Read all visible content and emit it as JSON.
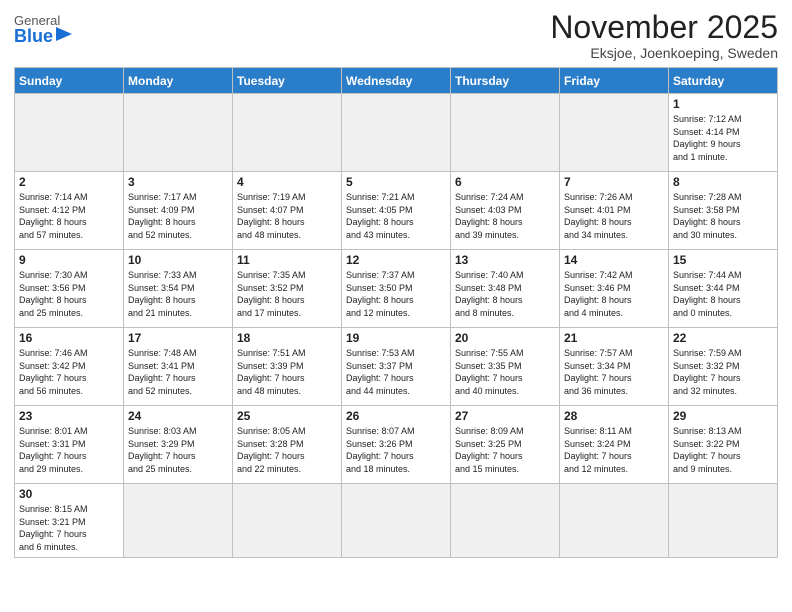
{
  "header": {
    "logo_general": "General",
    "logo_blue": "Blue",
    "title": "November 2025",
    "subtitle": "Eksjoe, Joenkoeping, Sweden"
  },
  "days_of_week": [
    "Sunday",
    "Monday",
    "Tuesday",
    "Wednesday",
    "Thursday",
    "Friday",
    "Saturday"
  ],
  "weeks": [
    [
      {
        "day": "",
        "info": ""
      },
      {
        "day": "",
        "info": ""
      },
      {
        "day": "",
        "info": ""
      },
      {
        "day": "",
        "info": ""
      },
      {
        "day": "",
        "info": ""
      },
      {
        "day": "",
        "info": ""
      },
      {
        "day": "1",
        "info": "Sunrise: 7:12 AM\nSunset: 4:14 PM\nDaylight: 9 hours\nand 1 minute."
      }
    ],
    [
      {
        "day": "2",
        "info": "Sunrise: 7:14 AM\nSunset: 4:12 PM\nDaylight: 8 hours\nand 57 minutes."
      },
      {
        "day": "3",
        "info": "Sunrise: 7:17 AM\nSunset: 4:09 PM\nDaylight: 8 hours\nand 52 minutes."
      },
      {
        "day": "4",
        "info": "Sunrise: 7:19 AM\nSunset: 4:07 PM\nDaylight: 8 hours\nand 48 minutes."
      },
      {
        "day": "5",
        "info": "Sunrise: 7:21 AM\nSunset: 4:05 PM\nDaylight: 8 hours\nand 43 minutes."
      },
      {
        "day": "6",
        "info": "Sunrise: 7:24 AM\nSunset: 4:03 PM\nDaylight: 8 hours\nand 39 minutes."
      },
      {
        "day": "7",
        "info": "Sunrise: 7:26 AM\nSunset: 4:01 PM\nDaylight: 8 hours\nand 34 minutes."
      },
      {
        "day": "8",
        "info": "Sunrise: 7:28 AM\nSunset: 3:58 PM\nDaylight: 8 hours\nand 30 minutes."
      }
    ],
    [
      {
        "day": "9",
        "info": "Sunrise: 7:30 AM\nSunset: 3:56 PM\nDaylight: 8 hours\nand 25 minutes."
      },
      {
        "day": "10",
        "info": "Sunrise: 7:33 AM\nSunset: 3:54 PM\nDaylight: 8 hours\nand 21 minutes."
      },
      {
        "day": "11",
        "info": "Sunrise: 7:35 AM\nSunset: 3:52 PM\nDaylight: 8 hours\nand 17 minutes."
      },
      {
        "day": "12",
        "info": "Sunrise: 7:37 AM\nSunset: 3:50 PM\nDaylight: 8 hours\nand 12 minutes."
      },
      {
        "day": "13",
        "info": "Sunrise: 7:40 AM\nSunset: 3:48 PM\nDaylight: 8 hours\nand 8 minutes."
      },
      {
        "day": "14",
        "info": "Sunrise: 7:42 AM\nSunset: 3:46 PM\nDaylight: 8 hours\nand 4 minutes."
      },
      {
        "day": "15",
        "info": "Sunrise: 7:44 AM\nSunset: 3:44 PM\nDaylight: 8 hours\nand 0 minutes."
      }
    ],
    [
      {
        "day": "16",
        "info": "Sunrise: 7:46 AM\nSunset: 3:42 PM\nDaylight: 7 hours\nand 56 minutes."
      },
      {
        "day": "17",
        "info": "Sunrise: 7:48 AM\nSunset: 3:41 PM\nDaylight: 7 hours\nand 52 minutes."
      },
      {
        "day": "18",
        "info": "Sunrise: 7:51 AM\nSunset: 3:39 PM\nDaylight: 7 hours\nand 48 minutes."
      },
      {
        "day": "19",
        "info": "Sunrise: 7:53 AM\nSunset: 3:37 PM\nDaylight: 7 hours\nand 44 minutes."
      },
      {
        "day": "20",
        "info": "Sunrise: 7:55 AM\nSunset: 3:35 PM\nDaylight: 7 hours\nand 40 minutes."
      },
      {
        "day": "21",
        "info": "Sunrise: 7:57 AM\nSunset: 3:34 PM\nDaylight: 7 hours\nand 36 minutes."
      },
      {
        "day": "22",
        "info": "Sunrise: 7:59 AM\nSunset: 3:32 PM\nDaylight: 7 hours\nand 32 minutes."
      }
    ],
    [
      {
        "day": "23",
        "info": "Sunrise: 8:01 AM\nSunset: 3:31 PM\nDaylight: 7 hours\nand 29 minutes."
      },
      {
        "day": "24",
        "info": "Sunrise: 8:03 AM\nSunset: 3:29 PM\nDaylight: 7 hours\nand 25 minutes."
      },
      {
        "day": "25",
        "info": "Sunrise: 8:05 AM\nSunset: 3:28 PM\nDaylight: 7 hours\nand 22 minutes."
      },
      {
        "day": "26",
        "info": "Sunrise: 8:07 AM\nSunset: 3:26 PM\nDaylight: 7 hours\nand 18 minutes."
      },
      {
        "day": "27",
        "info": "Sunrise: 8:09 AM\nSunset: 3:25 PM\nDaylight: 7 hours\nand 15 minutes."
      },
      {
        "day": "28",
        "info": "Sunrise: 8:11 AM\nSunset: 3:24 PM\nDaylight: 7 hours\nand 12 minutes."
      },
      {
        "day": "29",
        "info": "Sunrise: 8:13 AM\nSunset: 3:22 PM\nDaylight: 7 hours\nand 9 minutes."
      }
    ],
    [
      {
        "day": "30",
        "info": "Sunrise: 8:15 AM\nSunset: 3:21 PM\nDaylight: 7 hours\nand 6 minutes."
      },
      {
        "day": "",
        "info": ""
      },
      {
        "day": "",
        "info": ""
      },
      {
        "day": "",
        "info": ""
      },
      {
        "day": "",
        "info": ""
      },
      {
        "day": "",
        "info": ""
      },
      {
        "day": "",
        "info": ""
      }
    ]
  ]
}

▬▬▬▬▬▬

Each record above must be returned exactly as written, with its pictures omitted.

- RESPONSE TO THIS EXERCISE:
Read all visible content and emit it as JSON.
{
  "header": {
    "logo_general": "General",
    "logo_blue": "Blue",
    "title": "November 2025",
    "subtitle": "Eksjoe, Joenkoeping, Sweden"
  },
  "days_of_week": [
    "Sunday",
    "Monday",
    "Tuesday",
    "Wednesday",
    "Thursday",
    "Friday",
    "Saturday"
  ],
  "weeks": [
    [
      {
        "day": "",
        "info": ""
      },
      {
        "day": "",
        "info": ""
      },
      {
        "day": "",
        "info": ""
      },
      {
        "day": "",
        "info": ""
      },
      {
        "day": "",
        "info": ""
      },
      {
        "day": "",
        "info": ""
      },
      {
        "day": "1",
        "info": "Sunrise: 7:12 AM\nSunset: 4:14 PM\nDaylight: 9 hours\nand 1 minute."
      }
    ],
    [
      {
        "day": "2",
        "info": "Sunrise: 7:14 AM\nSunset: 4:12 PM\nDaylight: 8 hours\nand 57 minutes."
      },
      {
        "day": "3",
        "info": "Sunrise: 7:17 AM\nSunset: 4:09 PM\nDaylight: 8 hours\nand 52 minutes."
      },
      {
        "day": "4",
        "info": "Sunrise: 7:19 AM\nSunset: 4:07 PM\nDaylight: 8 hours\nand 48 minutes."
      },
      {
        "day": "5",
        "info": "Sunrise: 7:21 AM\nSunset: 4:05 PM\nDaylight: 8 hours\nand 43 minutes."
      },
      {
        "day": "6",
        "info": "Sunrise: 7:24 AM\nSunset: 4:03 PM\nDaylight: 8 hours\nand 39 minutes."
      },
      {
        "day": "7",
        "info": "Sunrise: 7:26 AM\nSunset: 4:01 PM\nDaylight: 8 hours\nand 34 minutes."
      },
      {
        "day": "8",
        "info": "Sunrise: 7:28 AM\nSunset: 3:58 PM\nDaylight: 8 hours\nand 30 minutes."
      }
    ],
    [
      {
        "day": "9",
        "info": "Sunrise: 7:30 AM\nSunset: 3:56 PM\nDaylight: 8 hours\nand 25 minutes."
      },
      {
        "day": "10",
        "info": "Sunrise: 7:33 AM\nSunset: 3:54 PM\nDaylight: 8 hours\nand 21 minutes."
      },
      {
        "day": "11",
        "info": "Sunrise: 7:35 AM\nSunset: 3:52 PM\nDaylight: 8 hours\nand 17 minutes."
      },
      {
        "day": "12",
        "info": "Sunrise: 7:37 AM\nSunset: 3:50 PM\nDaylight: 8 hours\nand 12 minutes."
      },
      {
        "day": "13",
        "info": "Sunrise: 7:40 AM\nSunset: 3:48 PM\nDaylight: 8 hours\nand 8 minutes."
      },
      {
        "day": "14",
        "info": "Sunrise: 7:42 AM\nSunset: 3:46 PM\nDaylight: 8 hours\nand 4 minutes."
      },
      {
        "day": "15",
        "info": "Sunrise: 7:44 AM\nSunset: 3:44 PM\nDaylight: 8 hours\nand 0 minutes."
      }
    ],
    [
      {
        "day": "16",
        "info": "Sunrise: 7:46 AM\nSunset: 3:42 PM\nDaylight: 7 hours\nand 56 minutes."
      },
      {
        "day": "17",
        "info": "Sunrise: 7:48 AM\nSunset: 3:41 PM\nDaylight: 7 hours\nand 52 minutes."
      },
      {
        "day": "18",
        "info": "Sunrise: 7:51 AM\nSunset: 3:39 PM\nDaylight: 7 hours\nand 48 minutes."
      },
      {
        "day": "19",
        "info": "Sunrise: 7:53 AM\nSunset: 3:37 PM\nDaylight: 7 hours\nand 44 minutes."
      },
      {
        "day": "20",
        "info": "Sunrise: 7:55 AM\nSunset: 3:35 PM\nDaylight: 7 hours\nand 40 minutes."
      },
      {
        "day": "21",
        "info": "Sunrise: 7:57 AM\nSunset: 3:34 PM\nDaylight: 7 hours\nand 36 minutes."
      },
      {
        "day": "22",
        "info": "Sunrise: 7:59 AM\nSunset: 3:32 PM\nDaylight: 7 hours\nand 32 minutes."
      }
    ],
    [
      {
        "day": "23",
        "info": "Sunrise: 8:01 AM\nSunset: 3:31 PM\nDaylight: 7 hours\nand 29 minutes."
      },
      {
        "day": "24",
        "info": "Sunrise: 8:03 AM\nSunset: 3:29 PM\nDaylight: 7 hours\nand 25 minutes."
      },
      {
        "day": "25",
        "info": "Sunrise: 8:05 AM\nSunset: 3:28 PM\nDaylight: 7 hours\nand 22 minutes."
      },
      {
        "day": "26",
        "info": "Sunrise: 8:07 AM\nSunset: 3:26 PM\nDaylight: 7 hours\nand 18 minutes."
      },
      {
        "day": "27",
        "info": "Sunrise: 8:09 AM\nSunset: 3:25 PM\nDaylight: 7 hours\nand 15 minutes."
      },
      {
        "day": "28",
        "info": "Sunrise: 8:11 AM\nSunset: 3:24 PM\nDaylight: 7 hours\nand 12 minutes."
      },
      {
        "day": "29",
        "info": "Sunrise: 8:13 AM\nSunset: 3:22 PM\nDaylight: 7 hours\nand 9 minutes."
      }
    ],
    [
      {
        "day": "30",
        "info": "Sunrise: 8:15 AM\nSunset: 3:21 PM\nDaylight: 7 hours\nand 6 minutes."
      },
      {
        "day": "",
        "info": ""
      },
      {
        "day": "",
        "info": ""
      },
      {
        "day": "",
        "info": ""
      },
      {
        "day": "",
        "info": ""
      },
      {
        "day": "",
        "info": ""
      },
      {
        "day": "",
        "info": ""
      }
    ]
  ]
}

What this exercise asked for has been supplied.